» **Exercise instructions**
The answer must consist of the entries, copied exactly and in full.

######

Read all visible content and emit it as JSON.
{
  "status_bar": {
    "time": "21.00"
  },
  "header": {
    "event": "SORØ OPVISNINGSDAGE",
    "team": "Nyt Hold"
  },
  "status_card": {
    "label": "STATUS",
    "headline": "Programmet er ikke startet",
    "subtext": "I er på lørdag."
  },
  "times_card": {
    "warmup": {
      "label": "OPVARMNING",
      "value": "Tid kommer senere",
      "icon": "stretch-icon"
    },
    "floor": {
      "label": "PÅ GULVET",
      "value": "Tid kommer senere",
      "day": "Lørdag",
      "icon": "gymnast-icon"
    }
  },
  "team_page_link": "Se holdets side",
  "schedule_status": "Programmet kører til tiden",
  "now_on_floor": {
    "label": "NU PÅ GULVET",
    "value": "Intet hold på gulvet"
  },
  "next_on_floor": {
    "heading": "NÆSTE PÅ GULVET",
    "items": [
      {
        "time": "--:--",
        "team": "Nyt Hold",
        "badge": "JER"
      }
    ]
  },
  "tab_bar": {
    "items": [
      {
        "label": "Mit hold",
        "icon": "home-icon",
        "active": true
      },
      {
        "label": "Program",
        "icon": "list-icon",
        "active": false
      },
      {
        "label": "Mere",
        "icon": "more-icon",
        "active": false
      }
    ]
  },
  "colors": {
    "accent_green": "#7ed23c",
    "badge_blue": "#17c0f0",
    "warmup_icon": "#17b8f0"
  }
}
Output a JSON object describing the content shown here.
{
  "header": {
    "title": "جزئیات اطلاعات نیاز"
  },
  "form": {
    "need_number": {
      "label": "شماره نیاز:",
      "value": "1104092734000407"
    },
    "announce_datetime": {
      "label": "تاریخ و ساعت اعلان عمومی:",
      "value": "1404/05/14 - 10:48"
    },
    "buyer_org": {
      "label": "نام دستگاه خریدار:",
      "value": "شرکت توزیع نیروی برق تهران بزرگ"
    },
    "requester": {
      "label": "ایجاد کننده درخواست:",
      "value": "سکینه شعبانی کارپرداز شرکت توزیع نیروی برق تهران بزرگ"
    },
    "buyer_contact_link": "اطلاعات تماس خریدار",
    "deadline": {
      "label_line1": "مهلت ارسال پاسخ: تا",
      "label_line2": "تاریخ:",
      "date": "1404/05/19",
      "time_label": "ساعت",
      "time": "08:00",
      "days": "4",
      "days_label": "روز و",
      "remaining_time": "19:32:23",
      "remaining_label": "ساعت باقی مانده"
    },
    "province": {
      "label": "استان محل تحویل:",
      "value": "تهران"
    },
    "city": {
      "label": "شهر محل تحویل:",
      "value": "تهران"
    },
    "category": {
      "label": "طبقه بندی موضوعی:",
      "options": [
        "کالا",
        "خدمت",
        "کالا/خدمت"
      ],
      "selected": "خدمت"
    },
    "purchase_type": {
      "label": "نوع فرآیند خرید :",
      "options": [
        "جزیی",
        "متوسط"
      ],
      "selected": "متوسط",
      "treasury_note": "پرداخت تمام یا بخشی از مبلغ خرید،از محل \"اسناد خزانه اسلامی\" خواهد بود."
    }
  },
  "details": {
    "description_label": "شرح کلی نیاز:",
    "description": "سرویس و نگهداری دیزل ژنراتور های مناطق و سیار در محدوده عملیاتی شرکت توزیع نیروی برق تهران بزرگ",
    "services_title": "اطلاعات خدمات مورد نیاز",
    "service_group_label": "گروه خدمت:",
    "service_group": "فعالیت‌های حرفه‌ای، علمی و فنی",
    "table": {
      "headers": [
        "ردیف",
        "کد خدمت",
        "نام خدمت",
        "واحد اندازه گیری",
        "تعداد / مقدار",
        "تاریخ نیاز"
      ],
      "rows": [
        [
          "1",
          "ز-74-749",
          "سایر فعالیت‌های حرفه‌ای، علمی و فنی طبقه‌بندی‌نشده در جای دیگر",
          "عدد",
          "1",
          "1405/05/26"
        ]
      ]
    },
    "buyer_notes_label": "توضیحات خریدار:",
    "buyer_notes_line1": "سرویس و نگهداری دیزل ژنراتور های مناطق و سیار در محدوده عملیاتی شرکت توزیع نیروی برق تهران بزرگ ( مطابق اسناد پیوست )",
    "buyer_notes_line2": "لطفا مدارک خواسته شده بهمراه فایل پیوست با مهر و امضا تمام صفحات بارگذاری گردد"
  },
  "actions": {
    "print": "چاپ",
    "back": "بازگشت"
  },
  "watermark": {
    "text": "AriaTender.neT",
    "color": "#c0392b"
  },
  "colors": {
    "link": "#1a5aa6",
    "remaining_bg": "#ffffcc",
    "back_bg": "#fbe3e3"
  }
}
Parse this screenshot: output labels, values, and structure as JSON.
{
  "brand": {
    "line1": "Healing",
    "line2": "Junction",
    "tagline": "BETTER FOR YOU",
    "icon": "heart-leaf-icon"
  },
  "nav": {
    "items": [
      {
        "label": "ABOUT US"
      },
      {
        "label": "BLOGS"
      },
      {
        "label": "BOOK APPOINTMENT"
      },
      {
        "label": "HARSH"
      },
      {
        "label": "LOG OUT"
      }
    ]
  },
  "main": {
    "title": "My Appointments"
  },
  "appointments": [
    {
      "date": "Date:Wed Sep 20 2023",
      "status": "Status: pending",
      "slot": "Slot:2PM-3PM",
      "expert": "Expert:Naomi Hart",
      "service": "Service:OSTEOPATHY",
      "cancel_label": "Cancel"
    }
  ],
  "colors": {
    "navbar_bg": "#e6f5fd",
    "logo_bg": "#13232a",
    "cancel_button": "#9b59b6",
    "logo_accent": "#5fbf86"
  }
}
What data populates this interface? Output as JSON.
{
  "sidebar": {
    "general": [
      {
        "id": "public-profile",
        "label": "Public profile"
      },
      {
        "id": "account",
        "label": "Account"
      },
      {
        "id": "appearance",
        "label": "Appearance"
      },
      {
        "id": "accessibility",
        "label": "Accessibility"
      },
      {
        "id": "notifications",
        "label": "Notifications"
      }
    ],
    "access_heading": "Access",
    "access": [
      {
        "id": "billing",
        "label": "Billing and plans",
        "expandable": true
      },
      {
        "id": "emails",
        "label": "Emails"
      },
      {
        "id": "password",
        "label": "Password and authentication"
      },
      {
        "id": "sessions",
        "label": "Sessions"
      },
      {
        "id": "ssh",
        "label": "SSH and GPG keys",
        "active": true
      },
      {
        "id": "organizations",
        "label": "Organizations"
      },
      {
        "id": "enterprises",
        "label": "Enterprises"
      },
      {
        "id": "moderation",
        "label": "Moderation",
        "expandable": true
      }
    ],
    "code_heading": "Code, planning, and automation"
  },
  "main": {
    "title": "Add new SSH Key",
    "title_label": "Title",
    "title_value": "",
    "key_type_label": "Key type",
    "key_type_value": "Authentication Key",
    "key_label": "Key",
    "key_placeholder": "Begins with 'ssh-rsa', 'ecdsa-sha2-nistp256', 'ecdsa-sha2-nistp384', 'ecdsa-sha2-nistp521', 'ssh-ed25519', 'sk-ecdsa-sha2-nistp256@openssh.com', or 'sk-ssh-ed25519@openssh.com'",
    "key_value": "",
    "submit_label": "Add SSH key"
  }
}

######

» **Written answer**
Read all visible content and emit it as JSON.
{
  "status_bar": {
    "time": "21.00"
  },
  "header": {
    "event": "SORØ OPVISNINGSDAGE",
    "team": "Nyt Hold"
  },
  "status_card": {
    "label": "STATUS",
    "headline": "Programmet er ikke startet",
    "subtext": "I er på lørdag."
  },
  "times_card": {
    "warmup": {
      "label": "OPVARMNING",
      "value": "Tid kommer senere",
      "icon": "stretch-icon"
    },
    "floor": {
      "label": "PÅ GULVET",
      "value": "Tid kommer senere",
      "day": "Lørdag",
      "icon": "gymnast-icon"
    }
  },
  "team_page_link": "Se holdets side",
  "schedule_status": "Programmet kører til tiden",
  "now_on_floor": {
    "label": "NU PÅ GULVET",
    "value": "Intet hold på gulvet"
  },
  "next_on_floor": {
    "heading": "NÆSTE PÅ GULVET",
    "items": [
      {
        "time": "--:--",
        "team": "Nyt Hold",
        "badge": "JER"
      }
    ]
  },
  "tab_bar": {
    "items": [
      {
        "label": "Mit hold",
        "icon": "home-icon",
        "active": true
      },
      {
        "label": "Program",
        "icon": "list-icon",
        "active": false
      },
      {
        "label": "Mere",
        "icon": "more-icon",
        "active": false
      }
    ]
  },
  "colors": {
    "accent_green": "#7ed23c",
    "badge_blue": "#17c0f0",
    "warmup_icon": "#17b8f0"
  }
}
Output a JSON object describing the content shown here.
{
  "header": {
    "title": "جزئیات اطلاعات نیاز"
  },
  "form": {
    "need_number": {
      "label": "شماره نیاز:",
      "value": "1104092734000407"
    },
    "announce_datetime": {
      "label": "تاریخ و ساعت اعلان عمومی:",
      "value": "1404/05/14 - 10:48"
    },
    "buyer_org": {
      "label": "نام دستگاه خریدار:",
      "value": "شرکت توزیع نیروی برق تهران بزرگ"
    },
    "requester": {
      "label": "ایجاد کننده درخواست:",
      "value": "سکینه شعبانی کارپرداز شرکت توزیع نیروی برق تهران بزرگ"
    },
    "buyer_contact_link": "اطلاعات تماس خریدار",
    "deadline": {
      "label_line1": "مهلت ارسال پاسخ: تا",
      "label_line2": "تاریخ:",
      "date": "1404/05/19",
      "time_label": "ساعت",
      "time": "08:00",
      "days": "4",
      "days_label": "روز و",
      "remaining_time": "19:32:23",
      "remaining_label": "ساعت باقی مانده"
    },
    "province": {
      "label": "استان محل تحویل:",
      "value": "تهران"
    },
    "city": {
      "label": "شهر محل تحویل:",
      "value": "تهران"
    },
    "category": {
      "label": "طبقه بندی موضوعی:",
      "options": [
        "کالا",
        "خدمت",
        "کالا/خدمت"
      ],
      "selected": "خدمت"
    },
    "purchase_type": {
      "label": "نوع فرآیند خرید :",
      "options": [
        "جزیی",
        "متوسط"
      ],
      "selected": "متوسط",
      "treasury_note": "پرداخت تمام یا بخشی از مبلغ خرید،از محل \"اسناد خزانه اسلامی\" خواهد بود."
    }
  },
  "details": {
    "description_label": "شرح کلی نیاز:",
    "description": "سرویس و نگهداری دیزل ژنراتور های مناطق و سیار در محدوده عملیاتی شرکت توزیع نیروی برق تهران بزرگ",
    "services_title": "اطلاعات خدمات مورد نیاز",
    "service_group_label": "گروه خدمت:",
    "service_group": "فعالیت‌های حرفه‌ای، علمی و فنی",
    "table": {
      "headers": [
        "ردیف",
        "کد خدمت",
        "نام خدمت",
        "واحد اندازه گیری",
        "تعداد / مقدار",
        "تاریخ نیاز"
      ],
      "rows": [
        [
          "1",
          "ز-74-749",
          "سایر فعالیت‌های حرفه‌ای، علمی و فنی طبقه‌بندی‌نشده در جای دیگر",
          "عدد",
          "1",
          "1405/05/26"
        ]
      ]
    },
    "buyer_notes_label": "توضیحات خریدار:",
    "buyer_notes_line1": "سرویس و نگهداری دیزل ژنراتور های مناطق و سیار در محدوده عملیاتی شرکت توزیع نیروی برق تهران بزرگ ( مطابق اسناد پیوست )",
    "buyer_notes_line2": "لطفا مدارک خواسته شده بهمراه فایل پیوست با مهر و امضا تمام صفحات بارگذاری گردد"
  },
  "actions": {
    "print": "چاپ",
    "back": "بازگشت"
  },
  "watermark": {
    "text": "AriaTender.neT",
    "color": "#c0392b"
  },
  "colors": {
    "link": "#1a5aa6",
    "remaining_bg": "#ffffcc",
    "back_bg": "#fbe3e3"
  }
}
Parse this screenshot: output labels, values, and structure as JSON.
{
  "brand": {
    "line1": "Healing",
    "line2": "Junction",
    "tagline": "BETTER FOR YOU",
    "icon": "heart-leaf-icon"
  },
  "nav": {
    "items": [
      {
        "label": "ABOUT US"
      },
      {
        "label": "BLOGS"
      },
      {
        "label": "BOOK APPOINTMENT"
      },
      {
        "label": "HARSH"
      },
      {
        "label": "LOG OUT"
      }
    ]
  },
  "main": {
    "title": "My Appointments"
  },
  "appointments": [
    {
      "date": "Date:Wed Sep 20 2023",
      "status": "Status: pending",
      "slot": "Slot:2PM-3PM",
      "expert": "Expert:Naomi Hart",
      "service": "Service:OSTEOPATHY",
      "cancel_label": "Cancel"
    }
  ],
  "colors": {
    "navbar_bg": "#e6f5fd",
    "logo_bg": "#13232a",
    "cancel_button": "#9b59b6",
    "logo_accent": "#5fbf86"
  }
}
What data populates this interface? Output as JSON.
{
  "sidebar": {
    "general": [
      {
        "id": "public-profile",
        "label": "Public profile"
      },
      {
        "id": "account",
        "label": "Account"
      },
      {
        "id": "appearance",
        "label": "Appearance"
      },
      {
        "id": "accessibility",
        "label": "Accessibility"
      },
      {
        "id": "notifications",
        "label": "Notifications"
      }
    ],
    "access_heading": "Access",
    "access": [
      {
        "id": "billing",
        "label": "Billing and plans",
        "expandable": true
      },
      {
        "id": "emails",
        "label": "Emails"
      },
      {
        "id": "password",
        "label": "Password and authentication"
      },
      {
        "id": "sessions",
        "label": "Sessions"
      },
      {
        "id": "ssh",
        "label": "SSH and GPG keys",
        "active": true
      },
      {
        "id": "organizations",
        "label": "Organizations"
      },
      {
        "id": "enterprises",
        "label": "Enterprises"
      },
      {
        "id": "moderation",
        "label": "Moderation",
        "expandable": true
      }
    ],
    "code_heading": "Code, planning, and automation"
  },
  "main": {
    "title": "Add new SSH Key",
    "title_label": "Title",
    "title_value": "",
    "key_type_label": "Key type",
    "key_type_value": "Authentication Key",
    "key_label": "Key",
    "key_placeholder": "Begins with 'ssh-rsa', 'ecdsa-sha2-nistp256', 'ecdsa-sha2-nistp384', 'ecdsa-sha2-nistp521', 'ssh-ed25519', 'sk-ecdsa-sha2-nistp256@openssh.com', or 'sk-ssh-ed25519@openssh.com'",
    "key_value": "",
    "submit_label": "Add SSH key"
  }
}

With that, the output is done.